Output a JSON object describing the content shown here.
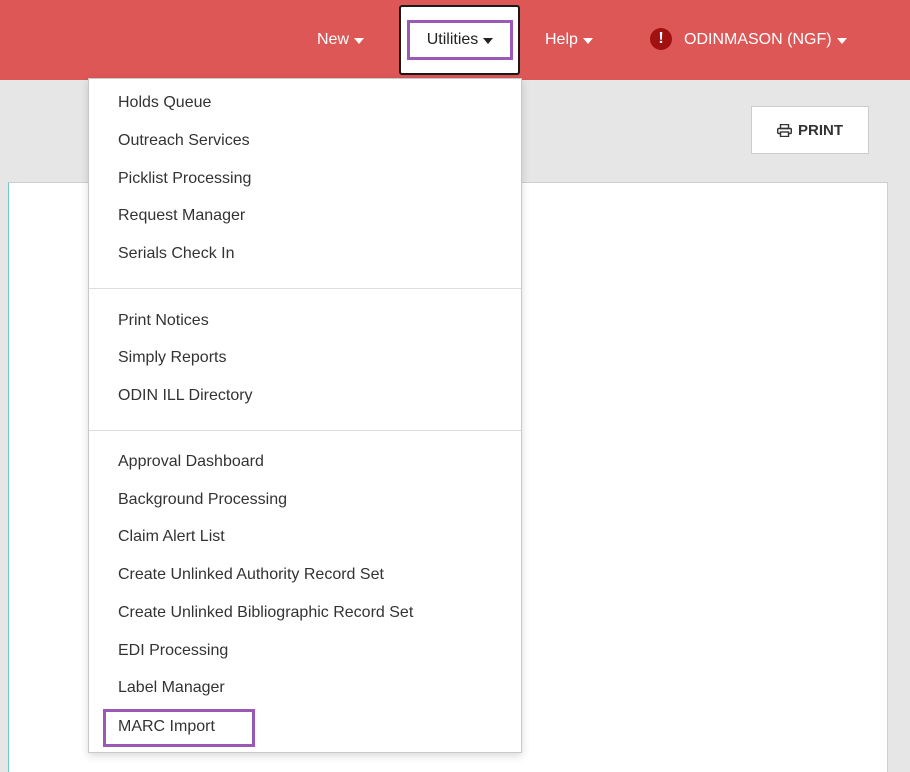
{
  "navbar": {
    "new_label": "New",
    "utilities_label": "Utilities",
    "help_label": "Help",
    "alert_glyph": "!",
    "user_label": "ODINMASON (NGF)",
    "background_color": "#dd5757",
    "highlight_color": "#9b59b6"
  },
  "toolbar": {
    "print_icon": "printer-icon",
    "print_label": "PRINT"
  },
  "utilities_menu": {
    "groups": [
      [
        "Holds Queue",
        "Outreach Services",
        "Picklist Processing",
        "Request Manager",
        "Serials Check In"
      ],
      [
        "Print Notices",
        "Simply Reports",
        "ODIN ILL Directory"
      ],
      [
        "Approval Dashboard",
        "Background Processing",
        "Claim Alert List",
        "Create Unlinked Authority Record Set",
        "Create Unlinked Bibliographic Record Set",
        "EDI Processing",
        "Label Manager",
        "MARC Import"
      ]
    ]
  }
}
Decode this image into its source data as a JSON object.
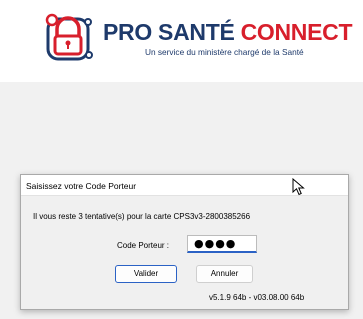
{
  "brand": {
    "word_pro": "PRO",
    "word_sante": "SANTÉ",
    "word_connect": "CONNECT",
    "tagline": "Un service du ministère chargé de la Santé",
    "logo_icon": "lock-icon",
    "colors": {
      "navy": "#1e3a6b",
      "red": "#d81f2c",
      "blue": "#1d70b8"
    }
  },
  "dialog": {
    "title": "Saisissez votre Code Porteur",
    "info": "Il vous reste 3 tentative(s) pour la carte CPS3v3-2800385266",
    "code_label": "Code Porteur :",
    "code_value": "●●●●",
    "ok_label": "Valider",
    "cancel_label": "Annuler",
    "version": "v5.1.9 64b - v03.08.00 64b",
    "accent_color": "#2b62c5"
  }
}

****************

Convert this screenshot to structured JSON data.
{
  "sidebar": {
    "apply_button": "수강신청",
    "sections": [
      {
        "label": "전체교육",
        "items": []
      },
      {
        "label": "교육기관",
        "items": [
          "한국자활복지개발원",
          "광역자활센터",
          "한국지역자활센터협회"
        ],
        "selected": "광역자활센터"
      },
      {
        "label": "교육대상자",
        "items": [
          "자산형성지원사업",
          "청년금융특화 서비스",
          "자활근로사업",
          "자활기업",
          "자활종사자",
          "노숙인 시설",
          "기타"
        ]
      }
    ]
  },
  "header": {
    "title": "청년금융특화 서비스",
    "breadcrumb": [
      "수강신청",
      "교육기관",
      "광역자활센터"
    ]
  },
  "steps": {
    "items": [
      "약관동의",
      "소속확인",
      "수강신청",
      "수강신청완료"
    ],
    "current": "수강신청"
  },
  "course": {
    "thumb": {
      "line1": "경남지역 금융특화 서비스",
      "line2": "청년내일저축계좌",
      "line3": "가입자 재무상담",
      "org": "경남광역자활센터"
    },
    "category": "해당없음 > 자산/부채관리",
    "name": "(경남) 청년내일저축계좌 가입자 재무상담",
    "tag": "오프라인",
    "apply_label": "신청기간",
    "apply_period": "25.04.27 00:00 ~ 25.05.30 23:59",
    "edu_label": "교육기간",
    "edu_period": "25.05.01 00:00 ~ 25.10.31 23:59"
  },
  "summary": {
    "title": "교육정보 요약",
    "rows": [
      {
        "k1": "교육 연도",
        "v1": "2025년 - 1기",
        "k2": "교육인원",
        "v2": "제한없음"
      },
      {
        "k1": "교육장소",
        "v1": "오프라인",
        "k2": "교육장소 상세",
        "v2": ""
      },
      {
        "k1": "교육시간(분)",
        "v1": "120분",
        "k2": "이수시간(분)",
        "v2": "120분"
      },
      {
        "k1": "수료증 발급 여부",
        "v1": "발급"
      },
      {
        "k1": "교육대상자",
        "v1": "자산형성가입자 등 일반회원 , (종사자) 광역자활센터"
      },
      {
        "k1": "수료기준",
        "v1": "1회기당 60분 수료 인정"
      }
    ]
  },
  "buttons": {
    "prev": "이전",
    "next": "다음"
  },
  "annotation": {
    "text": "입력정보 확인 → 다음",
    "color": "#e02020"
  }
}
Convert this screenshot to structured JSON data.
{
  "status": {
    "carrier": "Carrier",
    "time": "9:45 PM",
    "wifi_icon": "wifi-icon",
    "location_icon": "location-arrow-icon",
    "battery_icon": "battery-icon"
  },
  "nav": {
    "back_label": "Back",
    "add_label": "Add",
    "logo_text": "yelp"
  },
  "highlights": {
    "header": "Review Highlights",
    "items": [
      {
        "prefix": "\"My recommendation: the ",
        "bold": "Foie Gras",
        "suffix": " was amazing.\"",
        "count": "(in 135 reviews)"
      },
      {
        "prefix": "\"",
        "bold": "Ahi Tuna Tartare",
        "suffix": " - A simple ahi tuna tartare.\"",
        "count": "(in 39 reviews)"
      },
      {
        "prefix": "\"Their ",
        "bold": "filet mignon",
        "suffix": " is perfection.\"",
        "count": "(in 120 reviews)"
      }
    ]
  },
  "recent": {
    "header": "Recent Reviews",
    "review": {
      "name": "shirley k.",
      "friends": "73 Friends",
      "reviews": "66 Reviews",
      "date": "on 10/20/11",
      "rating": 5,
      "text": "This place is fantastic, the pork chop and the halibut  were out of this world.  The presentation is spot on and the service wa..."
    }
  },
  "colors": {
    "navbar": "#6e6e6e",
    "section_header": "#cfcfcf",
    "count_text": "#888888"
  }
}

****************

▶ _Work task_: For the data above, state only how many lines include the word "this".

▶ _Task result_: 4